Next, we get a soulful pop song called “Back to Chicago,” sung by The Chief herself, Lynne Thigpen. Naturally about the city of the same name. It’s probably one of the more standout tracks out of the whole album, only because Thigpen can actually sing and does it pretty damn well. The song itself is unremarkable, but this feels like a relief compared to hearing mostly Greg at this point. I wonder if this is how she got the gig of Luna in Bear in the Big Blue House.
The album concludes with a song about Carmen Sandiego, called “Carmen’s Song.” Once again sung by Greg Lee but with Rockapella backing him up. It makes the song more passable, but it’s still hampered by Lee singing lead. In a sense, it almost sounds like a rejected theme song for the show. Really, I would’ve preferred just another performance of the theme song over this unusual choice. Surprised they didn’t consider doing that, even if they already performed it countless times before.

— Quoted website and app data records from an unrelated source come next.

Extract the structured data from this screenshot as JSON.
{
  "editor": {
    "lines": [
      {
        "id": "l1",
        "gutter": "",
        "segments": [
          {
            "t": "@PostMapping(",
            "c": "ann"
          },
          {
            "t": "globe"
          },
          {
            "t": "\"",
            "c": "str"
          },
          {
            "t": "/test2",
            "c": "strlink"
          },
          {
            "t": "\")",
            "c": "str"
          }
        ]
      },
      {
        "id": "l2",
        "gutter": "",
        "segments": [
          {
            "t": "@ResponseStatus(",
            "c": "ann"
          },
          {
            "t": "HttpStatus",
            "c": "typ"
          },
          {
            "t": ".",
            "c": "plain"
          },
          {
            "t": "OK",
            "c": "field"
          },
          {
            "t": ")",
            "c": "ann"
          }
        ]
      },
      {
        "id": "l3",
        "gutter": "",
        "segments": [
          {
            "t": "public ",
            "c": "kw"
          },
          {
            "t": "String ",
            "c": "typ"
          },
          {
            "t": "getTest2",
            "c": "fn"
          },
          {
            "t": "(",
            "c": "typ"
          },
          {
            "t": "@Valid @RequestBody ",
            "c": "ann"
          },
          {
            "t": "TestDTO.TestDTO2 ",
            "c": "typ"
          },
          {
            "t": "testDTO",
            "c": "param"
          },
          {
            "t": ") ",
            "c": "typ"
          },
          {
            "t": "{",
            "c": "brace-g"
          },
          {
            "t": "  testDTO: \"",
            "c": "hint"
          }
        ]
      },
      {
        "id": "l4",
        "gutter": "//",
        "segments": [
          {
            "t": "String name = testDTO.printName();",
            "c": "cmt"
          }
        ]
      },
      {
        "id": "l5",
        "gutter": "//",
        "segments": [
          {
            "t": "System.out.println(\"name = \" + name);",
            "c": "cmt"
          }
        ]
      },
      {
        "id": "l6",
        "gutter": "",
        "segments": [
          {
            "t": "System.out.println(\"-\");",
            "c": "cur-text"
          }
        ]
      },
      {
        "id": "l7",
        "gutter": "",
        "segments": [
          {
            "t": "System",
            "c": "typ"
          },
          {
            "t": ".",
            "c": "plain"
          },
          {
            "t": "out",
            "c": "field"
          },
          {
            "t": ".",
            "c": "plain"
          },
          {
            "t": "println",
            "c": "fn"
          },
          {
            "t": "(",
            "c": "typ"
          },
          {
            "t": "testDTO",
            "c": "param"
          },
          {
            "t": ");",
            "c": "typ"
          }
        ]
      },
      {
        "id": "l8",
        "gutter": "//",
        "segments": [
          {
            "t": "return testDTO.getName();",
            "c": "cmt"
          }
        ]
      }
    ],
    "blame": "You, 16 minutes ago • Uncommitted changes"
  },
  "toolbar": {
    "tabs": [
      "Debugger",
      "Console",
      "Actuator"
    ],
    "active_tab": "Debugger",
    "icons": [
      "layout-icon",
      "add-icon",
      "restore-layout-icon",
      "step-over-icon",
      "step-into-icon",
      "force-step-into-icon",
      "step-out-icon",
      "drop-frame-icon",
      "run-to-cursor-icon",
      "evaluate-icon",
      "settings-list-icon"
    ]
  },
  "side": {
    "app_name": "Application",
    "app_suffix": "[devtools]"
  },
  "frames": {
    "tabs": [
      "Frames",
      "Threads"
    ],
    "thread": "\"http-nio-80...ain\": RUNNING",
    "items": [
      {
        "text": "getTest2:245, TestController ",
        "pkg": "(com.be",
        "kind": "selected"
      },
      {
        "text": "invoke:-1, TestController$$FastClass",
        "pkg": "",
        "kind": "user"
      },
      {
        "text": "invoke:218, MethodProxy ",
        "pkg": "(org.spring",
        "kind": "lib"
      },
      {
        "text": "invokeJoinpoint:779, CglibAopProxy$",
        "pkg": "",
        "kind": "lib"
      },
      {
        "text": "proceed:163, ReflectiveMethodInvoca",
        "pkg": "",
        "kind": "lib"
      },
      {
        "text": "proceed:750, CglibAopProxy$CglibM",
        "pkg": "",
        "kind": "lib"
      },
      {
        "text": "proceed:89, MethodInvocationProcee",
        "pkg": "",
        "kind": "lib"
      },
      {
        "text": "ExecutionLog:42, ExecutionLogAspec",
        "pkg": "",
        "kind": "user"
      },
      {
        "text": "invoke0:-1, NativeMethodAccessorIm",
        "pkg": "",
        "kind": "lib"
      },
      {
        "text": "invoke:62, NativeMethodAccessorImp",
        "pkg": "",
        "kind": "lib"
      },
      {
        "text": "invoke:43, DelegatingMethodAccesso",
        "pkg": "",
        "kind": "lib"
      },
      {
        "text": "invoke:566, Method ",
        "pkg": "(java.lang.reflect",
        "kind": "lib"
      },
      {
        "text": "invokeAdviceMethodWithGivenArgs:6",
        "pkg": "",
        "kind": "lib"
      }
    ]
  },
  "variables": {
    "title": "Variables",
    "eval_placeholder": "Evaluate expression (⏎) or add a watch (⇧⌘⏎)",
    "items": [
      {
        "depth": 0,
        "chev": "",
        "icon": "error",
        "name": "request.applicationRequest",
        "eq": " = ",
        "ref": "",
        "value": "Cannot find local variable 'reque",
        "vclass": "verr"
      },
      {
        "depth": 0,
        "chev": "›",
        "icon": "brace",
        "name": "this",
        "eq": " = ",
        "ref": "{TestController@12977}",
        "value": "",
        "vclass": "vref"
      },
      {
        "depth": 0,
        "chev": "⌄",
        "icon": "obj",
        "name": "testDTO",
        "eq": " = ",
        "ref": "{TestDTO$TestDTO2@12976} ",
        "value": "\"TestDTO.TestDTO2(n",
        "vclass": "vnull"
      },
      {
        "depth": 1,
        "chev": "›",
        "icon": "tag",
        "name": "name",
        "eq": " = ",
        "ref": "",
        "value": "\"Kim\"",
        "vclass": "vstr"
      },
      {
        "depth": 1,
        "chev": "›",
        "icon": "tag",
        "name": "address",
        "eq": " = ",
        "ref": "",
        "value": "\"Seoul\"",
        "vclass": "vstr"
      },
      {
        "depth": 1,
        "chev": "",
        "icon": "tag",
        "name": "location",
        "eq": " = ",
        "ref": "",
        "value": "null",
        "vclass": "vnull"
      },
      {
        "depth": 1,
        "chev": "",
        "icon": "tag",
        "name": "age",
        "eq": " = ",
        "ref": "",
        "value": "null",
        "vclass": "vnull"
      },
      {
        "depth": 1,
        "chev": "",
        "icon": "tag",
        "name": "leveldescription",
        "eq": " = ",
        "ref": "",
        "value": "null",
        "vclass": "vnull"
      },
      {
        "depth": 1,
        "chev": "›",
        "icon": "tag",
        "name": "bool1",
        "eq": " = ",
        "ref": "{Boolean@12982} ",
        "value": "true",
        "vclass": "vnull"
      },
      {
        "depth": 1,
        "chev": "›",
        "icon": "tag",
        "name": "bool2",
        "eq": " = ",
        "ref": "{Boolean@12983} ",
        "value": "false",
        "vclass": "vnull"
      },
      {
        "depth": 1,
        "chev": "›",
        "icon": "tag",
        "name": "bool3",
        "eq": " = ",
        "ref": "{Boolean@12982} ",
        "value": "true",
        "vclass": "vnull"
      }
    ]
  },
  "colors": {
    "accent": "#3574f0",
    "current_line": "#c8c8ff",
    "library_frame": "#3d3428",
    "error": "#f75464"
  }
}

Though I can’t blame you if the chorus of “Carmen’s Song” gets stuck in your head like it did for me. Congrats, Carmen Sandiego: Out of this World, you have made a song that hits that “terrible god damn earworm” status, stuff I usually reserve for stuff like Olivia Newton-John’s “Magic.” That’s an impressive feat.
As I listened to this album, I tried to figure out who this was made for. I could understand making a pop-friendly kids album, but this just isn’t that great. It just seems too silly for kids, and it doesn’t have much appeal for adults unless you wanted deep cuts from XTC or They Might Be Giants. Even fans of Where in the World… aren’t really asking for the show’s host and The Chief to sing a bunch of songs about cake, bugs, or Chicago. They’d be asking to “Do it, Rockapella!”
It just feels like a weird fever dream experiment. I genuinely want to know more about how this album came about. Did Sean Altman of Rockapella want to make a pop album, but felt like he didn’t have enough name recognition? How did Greg Lee feel having to sing on most of this album? How the heck did they swing XTC into this? I’m more fascinated by why this album exists rather than the album itself.
You’d have better luck finding the first album based on Where in the World… as that’s nothing but Rockapella tracks, and features the iconic theme song. Carmen Sandiego: Out of This World is an interesting curiosity in my collection that I’m glad I own, in spite of me not really enjoying it that much. It’s something I can treasure and show off to people, more than the Pentium II plush doll I got the same day. I even talked about this CD on an entry about some random video game music CDs I bought a few years back. Man, this year has been me constantly digging back into stuff I bought and blogged about years ago. Wonder what that says about me…
I feel like we’re long overdue for a revival of Where in the World is Carmen Sandiego? the game show. If not that, it’d be nice if the original show was available on a streaming service somewhere. People always love watching old game shows, and I think this show definitely deserves to be seen again by those who remember the show, or to introduce the show to a new audience. If anything, I bet Rockapella would appreciate a new group of fans.
Carmen Sandiego: Out of This World track listing:
- Greg Lee with 3 Brave Woodsmen – Half A World Away (3:59)
- Rockapella – Big Wet Rag (2:39)
- XTC – Cherry In Your Tree (2:53)
- Greg Lee – A Brief Disclaimer (0:32)
- Greg Lee – Cake for Breakfast (3:33)
- Greg Lee – My Parents’ Son (3:45)
- Johnny Nexdor & His Neighbors – Change My World (2:35)
- They Might Be Giants – Why Does the Sun Shine? (The Sun is a Mass of Incandescent Gas) (2:50) (originally from the Why Does The Sun Shine EP)
- Greg Lee – Bugs (3:50)
- Lynne Thigpen – Back To Chicago (2:47)
- Greg Lee – Carmen’s Song (3:11)